November 15: Kefauver Day Free Admission for Nevada Residents | Sponsored By Zappos

November 15: Kefauver Day Free Admission for Nevada Residents | Sponsored By Zappos

Date: November 15, 2019
Time: 9 a.m. to 9 p.m.
Cost: Free for Nevada residents (w/ID) and buy-one-get-one for non-residents

On November 15, The Mob Museum celebrates Kefauver Day in honor of the Kefauver Committee hearing that took place in our building’s courtroom on that date in 1950. Kefauver Day is free for Nevada residents and buy-one-get-one for non-residents thanks to Zappos’ generous support. Plus, visitors will receive 20% off food and drinks in The Underground at The Mob Museum from 9 a.m. to 9 p.m. and highlighted previews of Crime Lab, Firearm Training Simulator and Distillery Tour & Tasting experiences. 

Kefauver Day FAQs

Are reservations required?

Reservations are NOT required. Due to the high-volume of anticipated guests, we cannot make any special reservation accommodations. Guests will be admitted on a first come, first serve basis.

When is the last admission accepted?

Guests are encouraged to be in line by 8:45 p.m. to guarantee their spot.

What forms of ID are accepted?

Any form of identification that lists your name with a Nevada address as official residence will be accepted. This can be a driver’s license, utility bill, bank statement, etc.

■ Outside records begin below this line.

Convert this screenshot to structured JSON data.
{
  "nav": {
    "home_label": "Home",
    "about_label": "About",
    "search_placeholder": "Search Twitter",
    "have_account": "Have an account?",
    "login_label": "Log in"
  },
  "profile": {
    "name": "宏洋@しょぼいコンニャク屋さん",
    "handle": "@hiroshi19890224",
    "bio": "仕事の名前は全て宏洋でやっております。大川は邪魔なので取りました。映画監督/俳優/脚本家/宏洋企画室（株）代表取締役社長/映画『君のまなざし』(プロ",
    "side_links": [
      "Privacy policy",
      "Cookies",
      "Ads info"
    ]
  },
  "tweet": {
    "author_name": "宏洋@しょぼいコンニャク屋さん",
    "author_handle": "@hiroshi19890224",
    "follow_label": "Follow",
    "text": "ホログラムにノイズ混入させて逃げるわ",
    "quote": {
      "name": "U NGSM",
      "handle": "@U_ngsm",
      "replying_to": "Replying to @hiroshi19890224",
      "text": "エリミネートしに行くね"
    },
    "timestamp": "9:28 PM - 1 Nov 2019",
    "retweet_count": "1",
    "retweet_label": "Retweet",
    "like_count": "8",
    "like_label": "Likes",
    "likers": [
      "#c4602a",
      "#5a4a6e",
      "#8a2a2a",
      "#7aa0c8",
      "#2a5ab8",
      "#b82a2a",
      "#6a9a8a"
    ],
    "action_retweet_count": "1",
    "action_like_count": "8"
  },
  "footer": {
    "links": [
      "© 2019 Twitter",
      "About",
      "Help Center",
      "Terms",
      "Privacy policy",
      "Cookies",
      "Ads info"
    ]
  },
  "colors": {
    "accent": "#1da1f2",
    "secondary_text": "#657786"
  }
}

Are children allowed?

All ages are welcome to visit on Kefauver Day, but children under 14 must be accompanied by a parent or guardian. Must be 21+ over to visit The Underground speakeasy and distillery in the Museum’s basement.

About the Kefauver Hearings:

The hearings, officially known as the U.S. Senate’s Special Committee to Investigate Crime in Interstate Commerce, came to be known as the Kefauver hearings after the committee’s chairman, Senator Estes Kefauver of Tennessee.

The Las Vegas Kefauver hearing – one of 27 held nationwide in 14 cities – commemorates a pivotal time in the national fight against organized crime as well as events that influenced the development of Las Vegas. Well-known Las Vegas residents who testified included Moe Sedway, manager of the Flamingo Hotel; Wilbur Clark, front man for the Desert Inn; and Clifford Jones, Nevada’s then lieutenant governor.

The public was entranced by the Kefauver hearings. They followed their revelations in newspapers and magazines, in the popular newsreels of the time, on the radio and, most of all, through the new technology of television. Some movie theaters installed televisions to bring the hearings to the public live. One researcher reported that daytime viewership grew 20 times higher in New York during the hearings — “that twice as many viewers watched the hearings as watched the 1950 World Series.”

The Kefauver hearings revealed extensive evidence of organized crime’s infiltration of American business and politics and inspired an array of law enforcement initiatives to bring down the Mob.